▸ **Problem details**: Output every record below exactly.

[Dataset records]
+---+
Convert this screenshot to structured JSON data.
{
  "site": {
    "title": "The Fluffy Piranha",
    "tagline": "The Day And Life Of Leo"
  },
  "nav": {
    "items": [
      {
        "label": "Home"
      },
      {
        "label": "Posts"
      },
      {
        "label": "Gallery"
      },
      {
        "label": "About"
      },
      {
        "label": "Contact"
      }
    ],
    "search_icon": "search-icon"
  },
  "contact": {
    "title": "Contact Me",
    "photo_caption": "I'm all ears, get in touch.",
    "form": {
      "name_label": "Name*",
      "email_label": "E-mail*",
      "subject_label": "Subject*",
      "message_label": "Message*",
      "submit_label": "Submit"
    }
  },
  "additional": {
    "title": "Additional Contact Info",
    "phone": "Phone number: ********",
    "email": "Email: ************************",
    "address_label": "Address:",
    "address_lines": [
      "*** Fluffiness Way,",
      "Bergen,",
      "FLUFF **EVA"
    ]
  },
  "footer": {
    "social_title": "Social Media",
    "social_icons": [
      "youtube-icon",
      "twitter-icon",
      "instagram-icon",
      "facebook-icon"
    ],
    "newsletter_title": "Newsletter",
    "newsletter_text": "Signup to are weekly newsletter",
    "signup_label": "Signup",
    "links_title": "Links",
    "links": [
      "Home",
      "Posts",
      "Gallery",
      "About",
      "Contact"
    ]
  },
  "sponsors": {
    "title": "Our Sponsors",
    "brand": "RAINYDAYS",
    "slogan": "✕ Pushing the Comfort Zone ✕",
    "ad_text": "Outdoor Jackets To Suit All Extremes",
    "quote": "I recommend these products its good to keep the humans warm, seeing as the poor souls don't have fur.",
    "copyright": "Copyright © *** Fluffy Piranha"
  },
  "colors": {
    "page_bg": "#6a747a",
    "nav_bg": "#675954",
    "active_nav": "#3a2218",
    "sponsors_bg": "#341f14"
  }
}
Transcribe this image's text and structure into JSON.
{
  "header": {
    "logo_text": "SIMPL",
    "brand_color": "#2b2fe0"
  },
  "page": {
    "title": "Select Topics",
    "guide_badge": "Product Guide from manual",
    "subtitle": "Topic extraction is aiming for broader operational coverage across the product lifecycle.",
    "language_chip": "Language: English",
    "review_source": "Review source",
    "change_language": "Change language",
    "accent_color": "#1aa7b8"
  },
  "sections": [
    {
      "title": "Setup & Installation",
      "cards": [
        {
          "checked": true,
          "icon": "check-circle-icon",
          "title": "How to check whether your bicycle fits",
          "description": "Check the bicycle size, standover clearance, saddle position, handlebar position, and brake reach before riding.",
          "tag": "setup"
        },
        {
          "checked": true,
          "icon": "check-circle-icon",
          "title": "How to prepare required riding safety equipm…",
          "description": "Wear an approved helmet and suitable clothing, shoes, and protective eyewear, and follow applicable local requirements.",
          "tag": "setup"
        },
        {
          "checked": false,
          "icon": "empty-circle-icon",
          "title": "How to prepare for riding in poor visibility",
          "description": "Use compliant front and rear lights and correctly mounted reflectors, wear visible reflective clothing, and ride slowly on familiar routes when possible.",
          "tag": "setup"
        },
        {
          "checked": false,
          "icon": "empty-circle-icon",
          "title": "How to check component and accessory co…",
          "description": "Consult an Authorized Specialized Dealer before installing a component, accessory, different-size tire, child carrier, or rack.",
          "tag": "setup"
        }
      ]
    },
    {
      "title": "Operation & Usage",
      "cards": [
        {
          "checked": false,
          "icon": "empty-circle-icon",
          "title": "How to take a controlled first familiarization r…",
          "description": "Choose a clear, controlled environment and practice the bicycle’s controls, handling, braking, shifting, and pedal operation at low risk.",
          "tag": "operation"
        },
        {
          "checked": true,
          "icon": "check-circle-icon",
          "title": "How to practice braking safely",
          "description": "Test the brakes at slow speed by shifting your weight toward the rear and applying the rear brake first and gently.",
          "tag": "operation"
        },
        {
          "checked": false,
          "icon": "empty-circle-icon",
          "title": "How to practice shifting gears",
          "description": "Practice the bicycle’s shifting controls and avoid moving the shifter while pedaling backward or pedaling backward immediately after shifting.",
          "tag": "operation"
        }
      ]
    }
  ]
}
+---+
▸ **Your solution**:
Convert this screenshot to structured JSON data.
{
  "site": {
    "title": "The Fluffy Piranha",
    "tagline": "The Day And Life Of Leo"
  },
  "nav": {
    "items": [
      {
        "label": "Home"
      },
      {
        "label": "Posts"
      },
      {
        "label": "Gallery"
      },
      {
        "label": "About"
      },
      {
        "label": "Contact"
      }
    ],
    "search_icon": "search-icon"
  },
  "contact": {
    "title": "Contact Me",
    "photo_caption": "I'm all ears, get in touch.",
    "form": {
      "name_label": "Name*",
      "email_label": "E-mail*",
      "subject_label": "Subject*",
      "message_label": "Message*",
      "submit_label": "Submit"
    }
  },
  "additional": {
    "title": "Additional Contact Info",
    "phone": "Phone number: ********",
    "email": "Email: ************************",
    "address_label": "Address:",
    "address_lines": [
      "*** Fluffiness Way,",
      "Bergen,",
      "FLUFF **EVA"
    ]
  },
  "footer": {
    "social_title": "Social Media",
    "social_icons": [
      "youtube-icon",
      "twitter-icon",
      "instagram-icon",
      "facebook-icon"
    ],
    "newsletter_title": "Newsletter",
    "newsletter_text": "Signup to are weekly newsletter",
    "signup_label": "Signup",
    "links_title": "Links",
    "links": [
      "Home",
      "Posts",
      "Gallery",
      "About",
      "Contact"
    ]
  },
  "sponsors": {
    "title": "Our Sponsors",
    "brand": "RAINYDAYS",
    "slogan": "✕ Pushing the Comfort Zone ✕",
    "ad_text": "Outdoor Jackets To Suit All Extremes",
    "quote": "I recommend these products its good to keep the humans warm, seeing as the poor souls don't have fur.",
    "copyright": "Copyright © *** Fluffy Piranha"
  },
  "colors": {
    "page_bg": "#6a747a",
    "nav_bg": "#675954",
    "active_nav": "#3a2218",
    "sponsors_bg": "#341f14"
  }
}
Transcribe this image's text and structure into JSON.
{
  "header": {
    "logo_text": "SIMPL",
    "brand_color": "#2b2fe0"
  },
  "page": {
    "title": "Select Topics",
    "guide_badge": "Product Guide from manual",
    "subtitle": "Topic extraction is aiming for broader operational coverage across the product lifecycle.",
    "language_chip": "Language: English",
    "review_source": "Review source",
    "change_language": "Change language",
    "accent_color": "#1aa7b8"
  },
  "sections": [
    {
      "title": "Setup & Installation",
      "cards": [
        {
          "checked": true,
          "icon": "check-circle-icon",
          "title": "How to check whether your bicycle fits",
          "description": "Check the bicycle size, standover clearance, saddle position, handlebar position, and brake reach before riding.",
          "tag": "setup"
        },
        {
          "checked": true,
          "icon": "check-circle-icon",
          "title": "How to prepare required riding safety equipm…",
          "description": "Wear an approved helmet and suitable clothing, shoes, and protective eyewear, and follow applicable local requirements.",
          "tag": "setup"
        },
        {
          "checked": false,
          "icon": "empty-circle-icon",
          "title": "How to prepare for riding in poor visibility",
          "description": "Use compliant front and rear lights and correctly mounted reflectors, wear visible reflective clothing, and ride slowly on familiar routes when possible.",
          "tag": "setup"
        },
        {
          "checked": false,
          "icon": "empty-circle-icon",
          "title": "How to check component and accessory co…",
          "description": "Consult an Authorized Specialized Dealer before installing a component, accessory, different-size tire, child carrier, or rack.",
          "tag": "setup"
        }
      ]
    },
    {
      "title": "Operation & Usage",
      "cards": [
        {
          "checked": false,
          "icon": "empty-circle-icon",
          "title": "How to take a controlled first familiarization r…",
          "description": "Choose a clear, controlled environment and practice the bicycle’s controls, handling, braking, shifting, and pedal operation at low risk.",
          "tag": "operation"
        },
        {
          "checked": true,
          "icon": "check-circle-icon",
          "title": "How to practice braking safely",
          "description": "Test the brakes at slow speed by shifting your weight toward the rear and applying the rear brake first and gently.",
          "tag": "operation"
        },
        {
          "checked": false,
          "icon": "empty-circle-icon",
          "title": "How to practice shifting gears",
          "description": "Practice the bicycle’s shifting controls and avoid moving the shifter while pedaling backward or pedaling backward immediately after shifting.",
          "tag": "operation"
        }
      ]
    }
  ]
}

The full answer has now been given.